$ wget https://public-installer-pkg.s3.us-east-2.amazonaws.com/coderrect-linux-1.1.3.tar.gz
$ tar xf coderrect-linux-1.1.3.tar.gz
$ export PATH=$PWD/coderrect-linux-1.1.3/bin:$PATH
Consider the mentioned example
pthread-race.cc , To start the analysis on a single file like this, run the following command:
coderrect -t g++ pthread-race.cc -lpthread
-t option makes coderrect to provide a summary of results in the console, and the
g++ pthread-race.cc -lpthread is the command that compiles the source code and generates a
a.out file. After executing the command, we get:
Coderrect 1.1.3 build 1630604567Analyzing /data/a.out ...
Linking a.out.bc 100% |████████████████████████████████| (3/3, 59 it/s)
- ✔ [00m:00s] Loading IR From File
- ✔ [00m:00s] Running Compiler Optimization Passes
- ✔ [00m:00s] Running Pointer Analysis
- ✔ [00m:00s] Building Static Happens-Before Graph
- ▖ [00m:00s] Detecting Races
==== Found a race between:
line 12, column 5 in Downloads/pthread-race.cc AND line 37, column 37 in Downloads/pthread-race.cc
x at line 7 of Downloads/pthread-race.cc
7|int x = 0;
Thread 1 (write):
10| long tid;
11| tid = (long)threadid;
13| cout << "Hello World! Thread ID, " << tid << endl;
>>> load_data_in_thread [Downloads/pthread-race.cc:34]
>>> pthread_create [Downloads/pthread-race.cc:20]
>>> PrintHello [Downloads/pthread-race.cc:20]
Thread 2 (read):
35| pthread_join(thread1, 0);
36| // pthread_join(thread2,0);
>37| cout << "Final value of x: " << x << endl;
- ✔ [00m:00s] Detecting Races
- ✔ [00m:00s] Scanning for additional OpenMP Regions----------------------------The summary of races in a.out------------------------1 shared data racesTo check the race report in your browser, run "browse /data/.coderrect/report/index.html"Any feedback? please send them to email@example.com, thank you!
Let’s check the generated report:
As you can see, the Coderrect exactly tells the developer where to find the race condition.
Run Coderrect on a Real-World Project: Git
Git is a fast, scalable, distributed revision control system with a vibrant command set providing high-level operations and full access to internals.
Try to clone the repository and run
make to compile and build the project.
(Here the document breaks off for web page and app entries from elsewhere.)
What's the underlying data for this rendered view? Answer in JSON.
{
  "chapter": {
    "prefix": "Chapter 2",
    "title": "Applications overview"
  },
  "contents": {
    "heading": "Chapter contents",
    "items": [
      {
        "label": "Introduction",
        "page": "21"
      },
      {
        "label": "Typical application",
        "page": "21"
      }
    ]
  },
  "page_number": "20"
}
When everything is ready, run the following command to start analysis:
It can take up to 5 minutes for compiling and 2 minutes for finishing the analysis. You can find the report at
Are All Results Reliable?
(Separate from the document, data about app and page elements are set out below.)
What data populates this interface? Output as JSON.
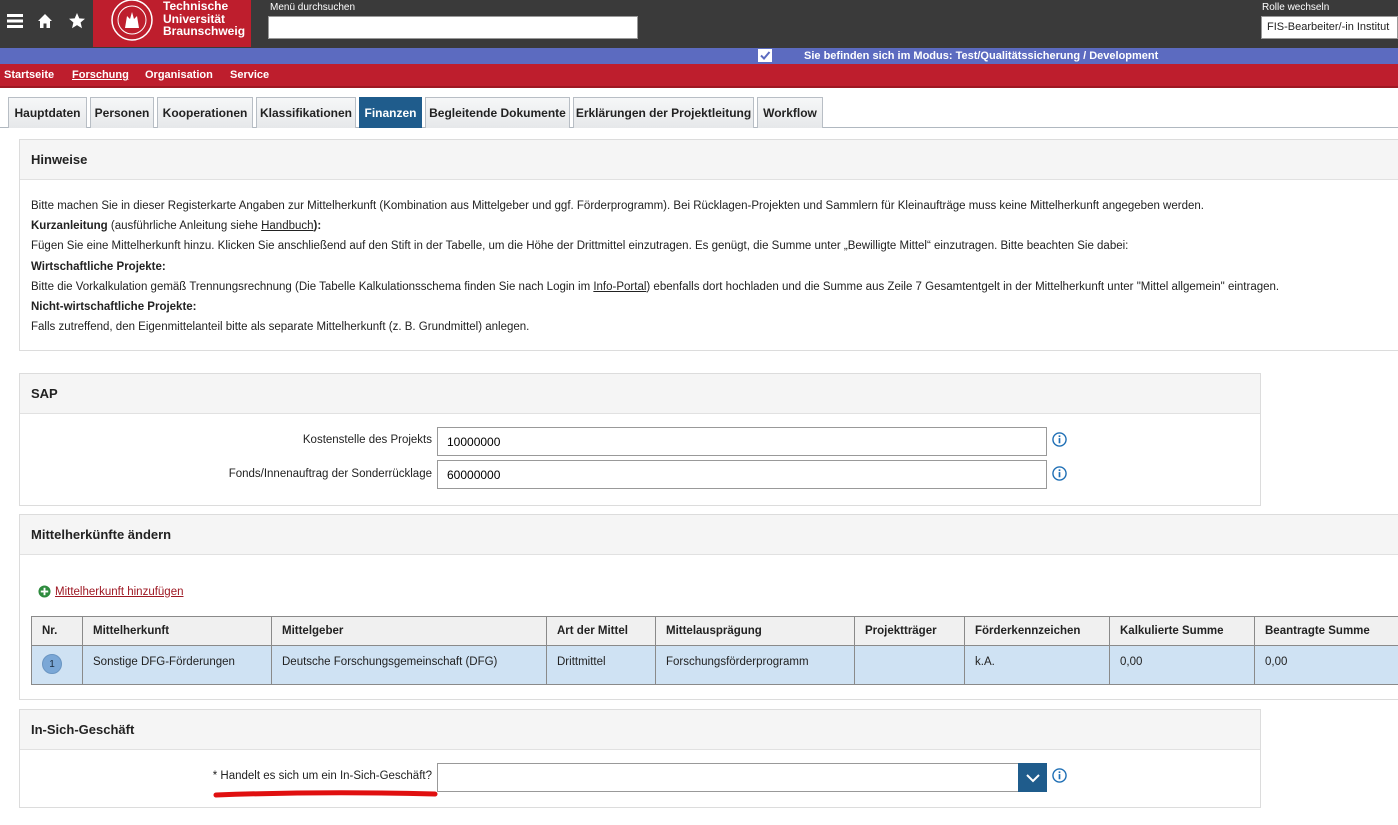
{
  "topbar": {
    "logo_lines": [
      "Technische",
      "Universität",
      "Braunschweig"
    ],
    "search_label": "Menü durchsuchen",
    "search_value": "",
    "role_label": "Rolle wechseln",
    "role_value": "FIS-Bearbeiter/-in Institut"
  },
  "mode_text": "Sie befinden sich im Modus: Test/Qualitätssicherung / Development",
  "nav": [
    "Startseite",
    "Forschung",
    "Organisation",
    "Service"
  ],
  "tabs": [
    "Hauptdaten",
    "Personen",
    "Kooperationen",
    "Klassifikationen",
    "Finanzen",
    "Begleitende Dokumente",
    "Erklärungen der Projektleitung",
    "Workflow"
  ],
  "hinweise": {
    "title": "Hinweise",
    "line1": "Bitte machen Sie in dieser Registerkarte Angaben zur Mittelherkunft (Kombination aus Mittelgeber und ggf. Förderprogramm). Bei Rücklagen-Projekten und Sammlern für Kleinaufträge muss keine Mittelherkunft angegeben werden.",
    "kurz_bold": "Kurzanleitung",
    "kurz_pre": " (ausführliche Anleitung siehe ",
    "kurz_link": "Handbuch",
    "kurz_post": "):",
    "line3": "Fügen Sie eine Mittelherkunft hinzu. Klicken Sie anschließend auf den Stift in der Tabelle, um die Höhe der Drittmittel einzutragen. Es genügt, die Summe unter „Bewilligte Mittel“ einzutragen. Bitte beachten Sie dabei:",
    "wirt_head": "Wirtschaftliche Projekte:",
    "wirt_pre": "Bitte die Vorkalkulation gemäß Trennungsrechnung (Die Tabelle Kalkulationsschema finden Sie nach Login im ",
    "wirt_link": "Info-Portal",
    "wirt_post": ") ebenfalls dort hochladen und die Summe aus Zeile 7 Gesamtentgelt in der Mittelherkunft unter \"Mittel allgemein\" eintragen.",
    "nicht_head": "Nicht-wirtschaftliche Projekte:",
    "nicht_text": "Falls zutreffend, den Eigenmittelanteil bitte als separate Mittelherkunft (z. B. Grundmittel) anlegen."
  },
  "sap": {
    "title": "SAP",
    "kostenstelle_label": "Kostenstelle des Projekts",
    "kostenstelle_value": "10000000",
    "fonds_label": "Fonds/Innenauftrag der Sonderrücklage",
    "fonds_value": "60000000"
  },
  "mittel": {
    "title": "Mittelherkünfte ändern",
    "add_label": "Mittelherkunft hinzufügen",
    "columns": [
      "Nr.",
      "Mittelherkunft",
      "Mittelgeber",
      "Art der Mittel",
      "Mittelausprägung",
      "Projektträger",
      "Förderkennzeichen",
      "Kalkulierte Summe",
      "Beantragte Summe"
    ],
    "rows": [
      [
        "1",
        "Sonstige DFG-Förderungen",
        "Deutsche Forschungsgemeinschaft (DFG)",
        "Drittmittel",
        "Forschungsförderprogramm",
        "",
        "k.A.",
        "0,00",
        "0,00"
      ]
    ]
  },
  "insich": {
    "title": "In-Sich-Geschäft",
    "question": "* Handelt es sich um ein In-Sich-Geschäft?",
    "value": ""
  },
  "colors": {
    "accent_red": "#be1e2d",
    "mode_blue": "#5c6bc0",
    "tab_active": "#1f5c8c",
    "row_blue": "#cfe2f3"
  }
}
Although this tool gives you the information for tracing back, checking all detected race conditions one by one is tedious. After reviewing and tracing back one of the results randomly, it is conclusive that both threads access this unprotected shared variable.
For answering this question, it is much better to find out how Coderrect works because if its algorithms are valid, we can conclude that detected race conditions are correct.
Coderrect builds LLVM bitcode (BC) files as an intermediate representation of your source code and then does advanced static analyses on them to discover potential race situations. Check out the references for further information.
The speed, depth, and accuracy are the best features of Coderrect, but reliability is a concern as this tool uses static analysis. Because there is no understanding of the developer’s intent, and there is no knowledge of the program’s flow in static analysis; however, I recommend using this meanwhile you code or before pushing your codes on the production server.
- Bozhen Liu and Jeff Huang. D4: Fast Concurrency Debugging with Parallel Differential Analysis, D4: Fast Concurrency Debugging with Parallel Differential Analysis, Proceedings of the ACM SIGPLAN Conference on Programming Language Design and Implementation (PLDI), pages 359–373, 2018.
- Bozhen Liu, Jeff Huang, and Lawrence Rauchwerger. Rethinking Incremental and Parallel Pointer Analysis, ACM Transactions on Programming Languages and Systems (TOPLAS), vol. 41, no. 1, pages 6:1–6:31, 2019.
- Bradley Swain, Yanze Li, Peiming Liu, Ignacio Laguna, Giorgis Georgakoudis, and Jeff Huang. OMPRacer: A Scalable and Precise Static RaceDetector for OpenMP Programs, Proceedings of the International Conference for High Performance Computing, Networking, Storage, and Analysis (SC), 2020.